REQUIRED WORK:
Each line that includes "confidence" must be copied from the records.

MATERIALS PROVIDED Start Marker

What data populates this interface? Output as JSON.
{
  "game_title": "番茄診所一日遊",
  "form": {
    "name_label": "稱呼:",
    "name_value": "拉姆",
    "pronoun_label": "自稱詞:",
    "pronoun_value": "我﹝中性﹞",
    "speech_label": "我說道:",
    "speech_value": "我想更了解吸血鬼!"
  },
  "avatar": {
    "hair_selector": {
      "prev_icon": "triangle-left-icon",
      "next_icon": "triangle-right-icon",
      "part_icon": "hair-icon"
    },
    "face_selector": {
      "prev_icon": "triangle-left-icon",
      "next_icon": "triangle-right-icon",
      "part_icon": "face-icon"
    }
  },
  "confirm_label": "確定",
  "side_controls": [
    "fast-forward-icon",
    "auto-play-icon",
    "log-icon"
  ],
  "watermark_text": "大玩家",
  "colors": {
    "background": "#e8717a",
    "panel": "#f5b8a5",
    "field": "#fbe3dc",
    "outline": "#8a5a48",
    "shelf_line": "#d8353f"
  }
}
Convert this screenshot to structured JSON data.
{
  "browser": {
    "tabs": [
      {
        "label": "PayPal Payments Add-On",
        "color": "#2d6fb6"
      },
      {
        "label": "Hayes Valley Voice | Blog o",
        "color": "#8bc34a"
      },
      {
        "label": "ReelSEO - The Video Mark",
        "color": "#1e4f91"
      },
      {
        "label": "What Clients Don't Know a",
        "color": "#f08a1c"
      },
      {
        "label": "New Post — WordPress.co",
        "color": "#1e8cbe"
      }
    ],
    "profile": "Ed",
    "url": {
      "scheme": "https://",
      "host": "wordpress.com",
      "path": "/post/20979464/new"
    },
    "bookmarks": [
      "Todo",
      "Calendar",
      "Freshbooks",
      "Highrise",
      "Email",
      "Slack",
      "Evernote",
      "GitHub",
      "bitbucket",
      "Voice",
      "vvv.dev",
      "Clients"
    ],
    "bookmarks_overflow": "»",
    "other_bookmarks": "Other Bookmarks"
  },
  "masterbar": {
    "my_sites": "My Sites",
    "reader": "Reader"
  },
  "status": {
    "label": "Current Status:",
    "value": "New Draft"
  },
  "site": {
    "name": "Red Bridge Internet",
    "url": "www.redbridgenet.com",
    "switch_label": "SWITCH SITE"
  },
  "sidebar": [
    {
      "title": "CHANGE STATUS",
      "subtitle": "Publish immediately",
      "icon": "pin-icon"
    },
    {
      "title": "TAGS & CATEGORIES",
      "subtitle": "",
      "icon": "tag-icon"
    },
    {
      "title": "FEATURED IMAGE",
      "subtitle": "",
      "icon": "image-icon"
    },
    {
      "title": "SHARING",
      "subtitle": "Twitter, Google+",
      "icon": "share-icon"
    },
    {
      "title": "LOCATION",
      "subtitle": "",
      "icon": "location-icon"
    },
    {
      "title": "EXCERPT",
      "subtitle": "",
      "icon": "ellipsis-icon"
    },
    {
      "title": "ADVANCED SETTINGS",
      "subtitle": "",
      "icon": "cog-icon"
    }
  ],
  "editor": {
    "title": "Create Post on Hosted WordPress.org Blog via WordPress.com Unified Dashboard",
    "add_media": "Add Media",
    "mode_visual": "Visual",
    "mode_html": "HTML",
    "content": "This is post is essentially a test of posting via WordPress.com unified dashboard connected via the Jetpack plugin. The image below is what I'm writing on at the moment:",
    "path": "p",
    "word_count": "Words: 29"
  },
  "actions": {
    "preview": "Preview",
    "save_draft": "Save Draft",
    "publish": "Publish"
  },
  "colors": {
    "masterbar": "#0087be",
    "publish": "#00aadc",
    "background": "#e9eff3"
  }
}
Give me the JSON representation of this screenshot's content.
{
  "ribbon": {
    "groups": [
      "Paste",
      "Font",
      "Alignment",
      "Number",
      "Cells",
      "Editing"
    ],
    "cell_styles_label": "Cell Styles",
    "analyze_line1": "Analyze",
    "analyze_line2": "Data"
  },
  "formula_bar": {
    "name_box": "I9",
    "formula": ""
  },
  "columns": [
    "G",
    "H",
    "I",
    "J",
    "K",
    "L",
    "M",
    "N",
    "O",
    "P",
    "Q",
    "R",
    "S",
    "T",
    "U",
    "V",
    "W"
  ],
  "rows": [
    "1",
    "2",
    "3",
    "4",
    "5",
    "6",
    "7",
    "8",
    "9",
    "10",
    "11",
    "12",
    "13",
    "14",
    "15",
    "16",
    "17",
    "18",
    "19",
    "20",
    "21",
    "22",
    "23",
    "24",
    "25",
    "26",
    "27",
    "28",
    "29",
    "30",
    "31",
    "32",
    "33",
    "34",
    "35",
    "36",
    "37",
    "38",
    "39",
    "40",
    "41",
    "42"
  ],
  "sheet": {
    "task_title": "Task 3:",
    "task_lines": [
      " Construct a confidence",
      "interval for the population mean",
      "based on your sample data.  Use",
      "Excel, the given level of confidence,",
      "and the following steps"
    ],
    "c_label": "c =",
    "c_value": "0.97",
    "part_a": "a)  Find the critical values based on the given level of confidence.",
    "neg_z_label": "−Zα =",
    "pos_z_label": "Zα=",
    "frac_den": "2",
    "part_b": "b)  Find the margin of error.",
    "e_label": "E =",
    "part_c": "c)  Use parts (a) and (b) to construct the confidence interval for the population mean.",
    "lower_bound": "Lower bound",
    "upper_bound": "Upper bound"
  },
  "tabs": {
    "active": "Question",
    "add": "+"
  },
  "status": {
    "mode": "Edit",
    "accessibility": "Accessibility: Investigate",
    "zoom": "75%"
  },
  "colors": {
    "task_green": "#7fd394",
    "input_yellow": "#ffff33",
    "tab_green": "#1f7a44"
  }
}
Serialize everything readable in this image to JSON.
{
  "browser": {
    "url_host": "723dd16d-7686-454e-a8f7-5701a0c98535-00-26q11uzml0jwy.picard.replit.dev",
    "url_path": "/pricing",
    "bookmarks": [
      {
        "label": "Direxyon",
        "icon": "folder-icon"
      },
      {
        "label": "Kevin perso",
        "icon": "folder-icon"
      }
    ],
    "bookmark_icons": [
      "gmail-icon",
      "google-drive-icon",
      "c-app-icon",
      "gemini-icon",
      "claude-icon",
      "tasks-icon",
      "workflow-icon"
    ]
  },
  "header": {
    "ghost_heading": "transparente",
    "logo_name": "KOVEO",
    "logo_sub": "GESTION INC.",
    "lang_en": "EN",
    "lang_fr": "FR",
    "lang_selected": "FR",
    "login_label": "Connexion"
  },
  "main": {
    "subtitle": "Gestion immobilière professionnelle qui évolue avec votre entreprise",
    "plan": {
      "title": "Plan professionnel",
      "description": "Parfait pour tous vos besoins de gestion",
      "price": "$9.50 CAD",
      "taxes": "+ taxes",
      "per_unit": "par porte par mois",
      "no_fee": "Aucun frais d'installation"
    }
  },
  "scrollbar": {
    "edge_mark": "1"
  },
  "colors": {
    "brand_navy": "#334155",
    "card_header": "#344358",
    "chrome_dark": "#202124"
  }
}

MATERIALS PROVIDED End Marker

WRITTEN RESPONSE:
      " Construct a confidence",
      "Excel, the given level of confidence,",
    "part_a": "a)  Find the critical values based on the given level of confidence.",
    "part_c": "c)  Use parts (a) and (b) to construct the confidence interval for the population mean.",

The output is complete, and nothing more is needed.